Jason Moores (Nurse Practitioner) from Ontario Shores led an investigation into the efficacy of telemedicine compared to in-person visits for providing cardiometabolic risk management services to patients.  They presented their results at a Grand Rounds presentation and the study was recently published in The Journal of Telemedicine and Telecare.

They note in their article that people with serious mental illness (compared to those without) are estimated to die at least 25 years earlier, largely attributable to cardiovascular disease. Accordingly, cardiometabolic services are becoming more routinely available for people with serious mental illness, including screening, monitoring and management programs. However, there is little research as to whether there is a difference between these services delivered in-person or through telemedicine.



Through a retrospective chart review, Jason and his team found that there were no differences on cardiometabolic outcome measures (e.g., Body Mass Index, systolic blood pressure, or fasting serum triglycerides) between telemedicine and in-person services. At the end of treatment, both groups showed a reduced Body Mass Index.
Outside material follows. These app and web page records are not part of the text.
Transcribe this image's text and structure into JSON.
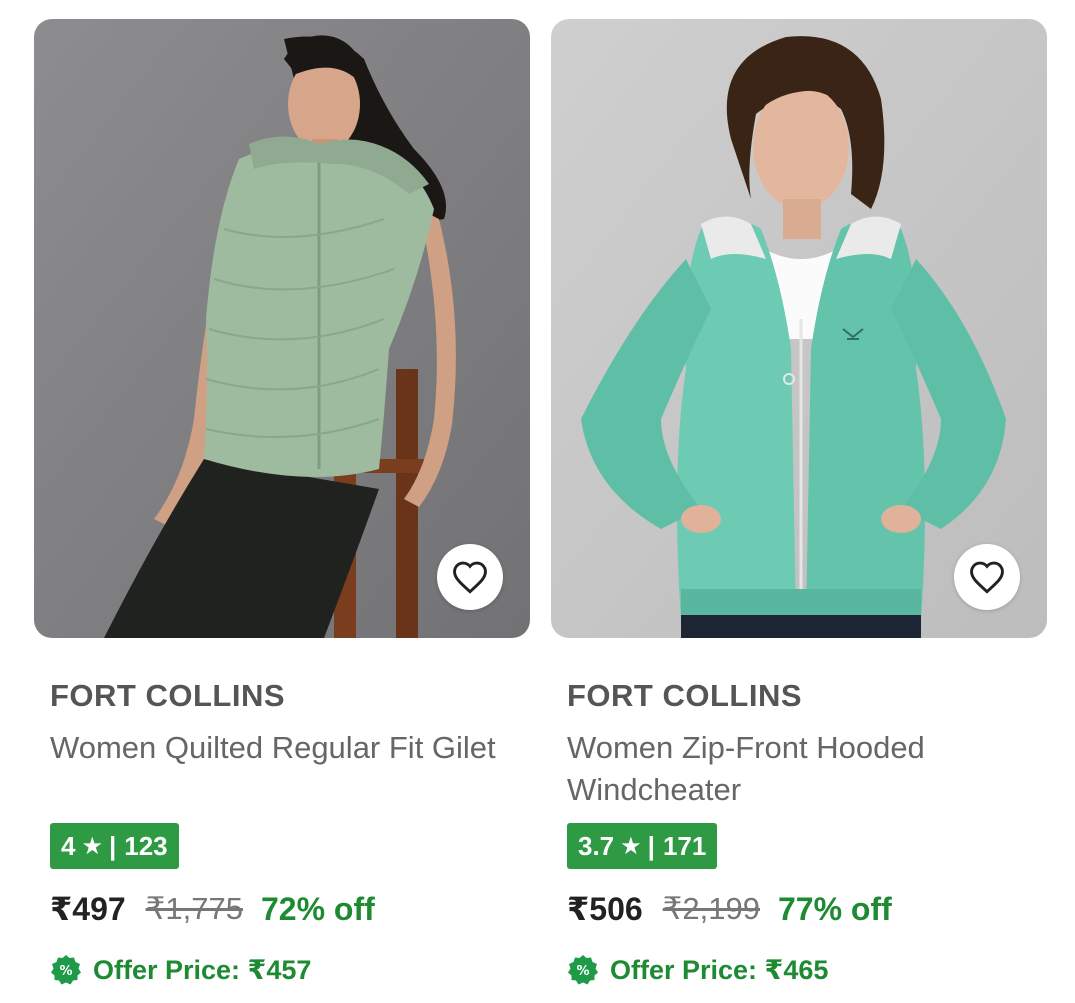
{
  "products": [
    {
      "brand": "FORT COLLINS",
      "title": "Women Quilted Regular Fit Gilet",
      "rating": "4",
      "rating_count": "123",
      "price": "₹497",
      "mrp": "₹1,775",
      "discount": "72% off",
      "offer_price": "Offer Price: ₹457"
    },
    {
      "brand": "FORT COLLINS",
      "title": "Women Zip-Front Hooded Windcheater",
      "rating": "3.7",
      "rating_count": "171",
      "price": "₹506",
      "mrp": "₹2,199",
      "discount": "77% off",
      "offer_price": "Offer Price: ₹465"
    }
  ],
  "icons": {
    "wishlist": "heart-outline-icon",
    "rating_star": "star-icon",
    "offer": "percent-badge-icon"
  },
  "colors": {
    "rating_bg": "#2e9b44",
    "discount": "#1e8a32",
    "brand_text": "#555555"
  }
}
In the article, they discuss several important points discovered in their research. For example, patients receiving telemedicine services undertook less triglyceride monitoring than those receiving inpatient services. These results might be explained by the fact that in-person, patients could have their blood tests taken on-site following their visit to the metabolic clinic compared to those receiving telemedicine services, who would have to go to a laboratory for their bloodwork.

The overall finding was the suggestion that telemedicine may be as effective as in-person care and that telemedicine has the potential to improve access to cardiometabolic risk management services for people with serious mental illness.